Mar 13, 2023
What is it like to work with an Enneagram Type 3? Find out here!



The Enneagram can be transformative in your own self-awareness journey. 

And  the insight can also be valuable in your relationship management skills at work - with those you lead, with those you work beside, and with those you serve, like your clients.


Emotional intelligence is made up of four parts:

  • Self-awareness
  • Self-management
  • Others awareness
  • Relationship management

In this series about understanding people at work, you’ll gain insight beyond your own type and into how others close to you are viewing the world.


(In the video interview here, you'll learn from Jayshree Mahajang about life and work on the "inside" as a Type 3.)


If any of these ring true, you might be working with an Enneagram Type 3....

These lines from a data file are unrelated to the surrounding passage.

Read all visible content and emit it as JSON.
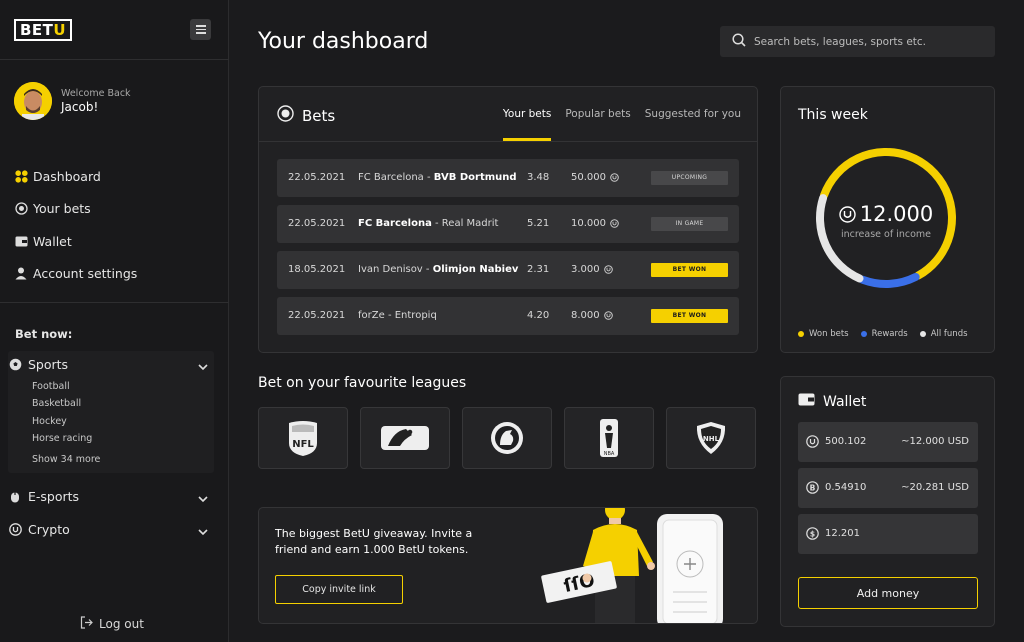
{
  "brand": {
    "logo": "BETU",
    "accent": "#f5d000"
  },
  "user": {
    "welcome": "Welcome Back",
    "name": "Jacob!"
  },
  "nav": [
    {
      "label": "Dashboard",
      "icon": "dashboard-grid-icon"
    },
    {
      "label": "Your bets",
      "icon": "target-icon"
    },
    {
      "label": "Wallet",
      "icon": "wallet-icon"
    },
    {
      "label": "Account settings",
      "icon": "user-icon"
    }
  ],
  "bet_now": {
    "title": "Bet now:",
    "sports": {
      "label": "Sports",
      "items": [
        "Football",
        "Basketball",
        "Hockey",
        "Horse racing"
      ],
      "more": "Show 34 more"
    },
    "esports": {
      "label": "E-sports"
    },
    "crypto": {
      "label": "Crypto"
    }
  },
  "logout": "Log out",
  "page_title": "Your dashboard",
  "search": {
    "placeholder": "Search bets, leagues, sports etc."
  },
  "bets": {
    "title": "Bets",
    "tabs": [
      "Your bets",
      "Popular bets",
      "Suggested for you"
    ],
    "active_tab": "Your bets",
    "rows": [
      {
        "date": "22.05.2021",
        "team_a": "FC Barcelona",
        "team_b": "BVB Dortmund",
        "bold": "b",
        "odds": "3.48",
        "stake": "50.000",
        "status": "UPCOMING",
        "won": false
      },
      {
        "date": "22.05.2021",
        "team_a": "FC Barcelona",
        "team_b": "Real Madrit",
        "bold": "a",
        "odds": "5.21",
        "stake": "10.000",
        "status": "IN GAME",
        "won": false
      },
      {
        "date": "18.05.2021",
        "team_a": "Ivan Denisov",
        "team_b": "Olimjon Nabiev",
        "bold": "b",
        "odds": "2.31",
        "stake": "3.000",
        "status": "BET WON",
        "won": true
      },
      {
        "date": "22.05.2021",
        "team_a": "forZe",
        "team_b": "Entropiq",
        "bold": "none",
        "odds": "4.20",
        "stake": "8.000",
        "status": "BET WON",
        "won": true
      }
    ]
  },
  "leagues": {
    "title": "Bet on your favourite leagues",
    "items": [
      {
        "name": "nfl-logo-icon"
      },
      {
        "name": "mlb-logo-icon"
      },
      {
        "name": "premier-league-logo-icon"
      },
      {
        "name": "nba-logo-icon"
      },
      {
        "name": "nhl-logo-icon"
      }
    ]
  },
  "promo": {
    "line1": "The biggest BetU giveaway. Invite a",
    "line2": "friend and earn 1.000 BetU tokens.",
    "button": "Copy invite link"
  },
  "this_week": {
    "title": "This week",
    "value": "12.000",
    "subtitle": "increase of income",
    "segments": [
      {
        "name": "Won bets",
        "color": "#f5d000",
        "fraction": 0.62
      },
      {
        "name": "Rewards",
        "color": "#3a6fe8",
        "fraction": 0.14
      },
      {
        "name": "All funds",
        "color": "#e6e6e6",
        "fraction": 0.24
      }
    ]
  },
  "wallet": {
    "title": "Wallet",
    "rows": [
      {
        "icon": "betu-coin-icon",
        "amount": "500.102",
        "usd": "~12.000 USD"
      },
      {
        "icon": "bitcoin-icon",
        "amount": "0.54910",
        "usd": "~20.281 USD"
      },
      {
        "icon": "dollar-icon",
        "amount": "12.201",
        "usd": ""
      }
    ],
    "add_button": "Add money"
  }
}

  • Do you notice they hate wasting time and can get impatient during meetings, asking others to "get to the bottom line?"
  • Do know it's hard for them to unplug from work, even on vacation or after a health scare?
  • Are they the ones asking what the end goal is anytime a new project is started?


First thing is first, though...

The foundation for the Enneagram Type 3 energy is a striving to feel outstanding.


They are focused on being seen as successful, goals, and getting from point A to point B in the most efficient way possible. 



One of their many superpowers is accomplishing their goals and achieving success in whatever they take on.

Common struggles of a Type 3 can include: always working, defining themselves by their status or income, seeing others as slowing them down, and not trying new things in fear of failure


Other clues you might be working with an Enneagram 3:


  • They look impatient during staff meetings and are the first person to look at their watch or phone. 
  • They've already been at their desk an hour before you arrive (and don't complain about working long hours).
  • They're the ones who ask you to speed up your presentation to "get to the good part" and frequently ask for the "bottom line." 
  • They don't stop working overtime, even when they've had a health scare.
  • They can't find time in their schedule for team building and think getting in touch with feelings is a waste of time.
  • They have difficulty staying engaged if the goal and tasks aren't clearly outlined.
  • They know what to say to motivate the team to work together to achieve success.


Is anyone coming to mind?


If so, below you'll find a few ideas for working well with them:


  1. Be competent and get sh*t done. 
  2. Leave them alone to do what they do. 
  3. Recognize their efforts and achievements. 
  4. Don't waste their time. 
  5. Recognize relationships might be secondary to their work. 
  6. Don't expect them to spend time dealing with your feelings. 


Sources: 9 Types of Leadership book by Beatrice Chestnut, Awareness to Action book by Robert Tallon and Mario Sikora, Insight book by Tasha Eurich


If you haven't already, be sure to download your quick reference guide, Understanding People Cheat Sheet, to gain insight into working with all the Enneagram Types. 


To learn more about how the Enneagram can benefit your team and organization, learn about bringing a workshop or training in with the options here. 



Sarah Wallace is the owner of Enneagram MBA, a team training company, host of the Enneagram MBA podcast, speaker, and workshop facilitator. Companies and organizations hire her to help them use the Enneagram to develop confident, effective, and emotionally intelligent leaders with powerful, productive, and happy teams.


Get Enneagram resources for influencing and interacting with people at work.

Understanding People is a free weekly newsletter sent out each Saturday morning with Enneagram insights, self-awareness how-to, book recommendations, and human behavior research to help you build healthy relationships, inspire others to action, and live the best version of yourself.